Ram Setu Review: Akshay Kumar’s mythology vs. science expedition makes for a decent adventure 

Film: Ram Setu

Cast: Akshay Kumar, Jacqueline Fernandez, Nushrratt Bharucha

Director: Abhishek Sharma 

Rating: 3.5 Moons

The existence of Ram Setu, a bridge built by Lord Ram to rescue Sita from the custody of Ravan, has been a major debate. While beliefs and scientific studies have clashed multiple times, several questions remained unanswered. Based on the ever-discussed Ram Setu, Akshay Kumar tells a story of myth vs. facts in Abhishek Sharma’s Ram Setu.
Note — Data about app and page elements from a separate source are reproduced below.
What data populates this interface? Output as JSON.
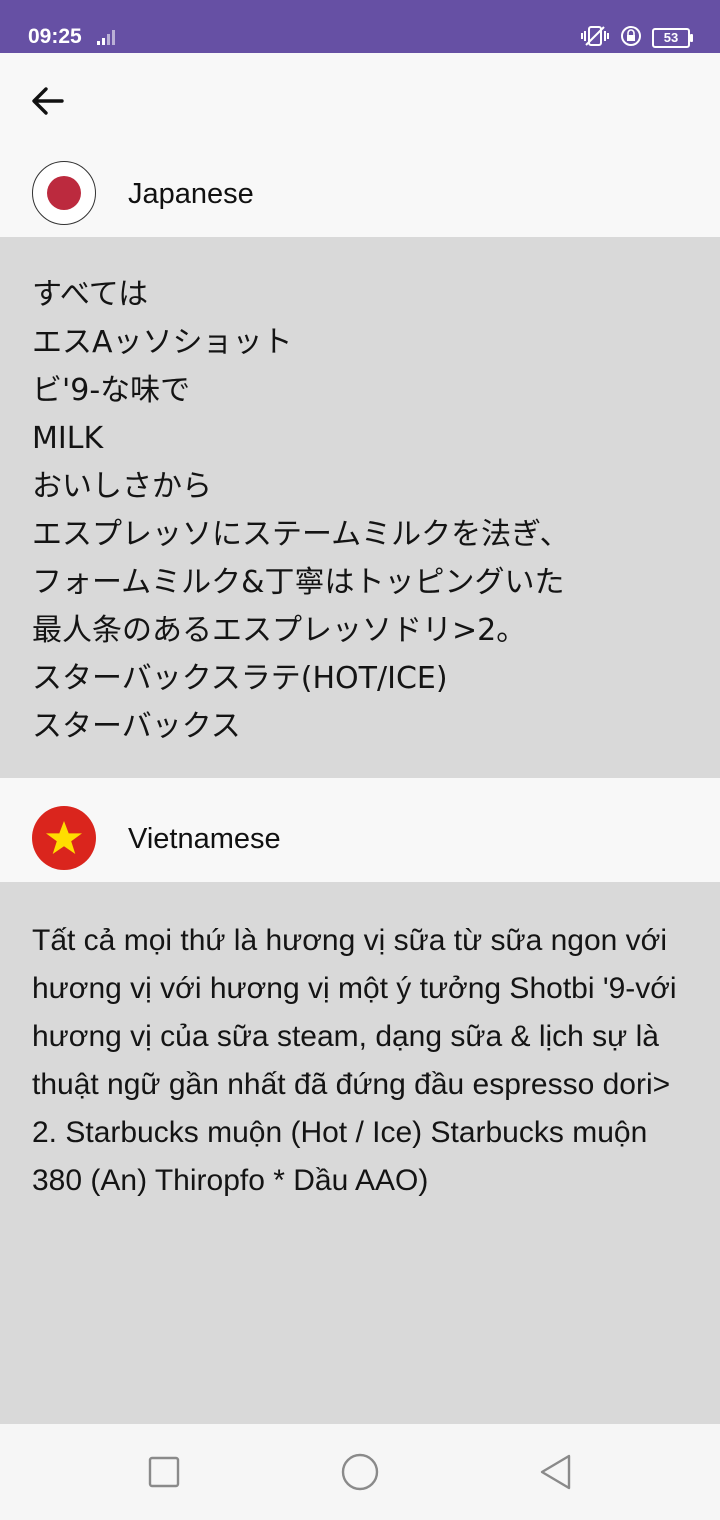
{
  "status_bar": {
    "time": "09:25",
    "battery": "53",
    "bg_color": "#6650a4"
  },
  "top_bar": {
    "back_icon": "arrow-left-icon"
  },
  "sections": [
    {
      "language": "Japanese",
      "flag_icon": "japan-flag-icon",
      "lines": [
        "すべては",
        "エスAッソショット",
        "ビ'9-な味で",
        "MILK",
        "おいしさから",
        "エスプレッソにステームミルクを法ぎ、",
        "フォームミルク&丁寧はトッピングいた",
        "最人条のあるエスプレッソドリ>2。",
        "スターバックスラテ(HOT/ICE)",
        "スターバックス"
      ]
    },
    {
      "language": "Vietnamese",
      "flag_icon": "vietnam-flag-icon",
      "text": "Tất cả mọi thứ là hương vị sữa từ sữa ngon với hương vị với hương vị một ý tưởng Shotbi '9-với hương vị của sữa steam, dạng sữa & lịch sự là thuật ngữ gần nhất đã đứng đầu espresso dori> 2. Starbucks muộn (Hot / Ice) Starbucks muộn 380 (An) Thiropfo * Dầu AAO)"
    }
  ],
  "colors": {
    "panel_bg": "#d9d9d9",
    "page_bg": "#f8f8f8",
    "japan_red": "#bc2a3e",
    "vietnam_red": "#da251d",
    "vietnam_star": "#ffdd00"
  },
  "nav_bar": {
    "icons": [
      "recent-apps-icon",
      "home-icon",
      "back-triangle-icon"
    ]
  }
}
The film, released today, orbits around an atheist archaeologist Aryan Kulshrestha (Akshay Kumar). Due to his anti-Hindu and anti-Ram beliefs, Aryan lands into a major controversy, forcing the Archaeological Society of India to suspend him. Despite his suspension, he is tasked with the responsibility of proving that Ram Setu is a natural creation and not man-made. All of this to successfully complete a shipping project – Sethusamudram. During an underwater expedition, Aryan finds a rock which apparently is a part of Ram Setu. The entire film from this point revolves around protecting the rock and proving the origin of the bridge. He is in a race against time as the court is about to give its verdict on its demolition.  

Ram Setu is a unique idea on paper. While executing it, there are some unmissable flaws. The film will serve to be a delightful watch for those who are keenly interested in knowing about Ram Setu and its origin and existence. If one doesn't have an idea about the debate around the bridge which is also called Adam's Bridge, then it is advised to read up a little. Ram Setu’s plus point is the spectacular visuals. Exotic locations make it a big-screen experience. What must be appreciated in Ram Setu is how Ram and Ramayan characters have been woven beautifully and seamlessly. The background music, including the use of Hanuman Chalisa, lends an extra edge. The use of chants in the background comes to the film's advantage and gives an authentic flavour to the narrative. 

Speaking of the flaws, the purpose behind making Ram Setu isn't crystal clear. Whether director Abhishek Sharma and his team of writers want to make a film on archaeology, mythology, digging out details of Ram Setu, or simply good vs. bad, there's no set answer to this. The expedition sequences, though visually breathtaking, lack depth and keep the curiosity of the audience hanging midway. Though the climax comes across as a major respite, the poor visual effects dampen the film. 

Apart from Akshay Kumar, Jacqueline Fernandez and Nushrratt Bharuccha star in Ram Setu. Sadly, the latter leaves behind the bare minimum impact. The former still gets a better character to play. Akshay lifts a weak story with his convincing performance. That's probably why Ram Setu could be on your watch list.

PeepingMoon gives Ram Setu 3.5 Moons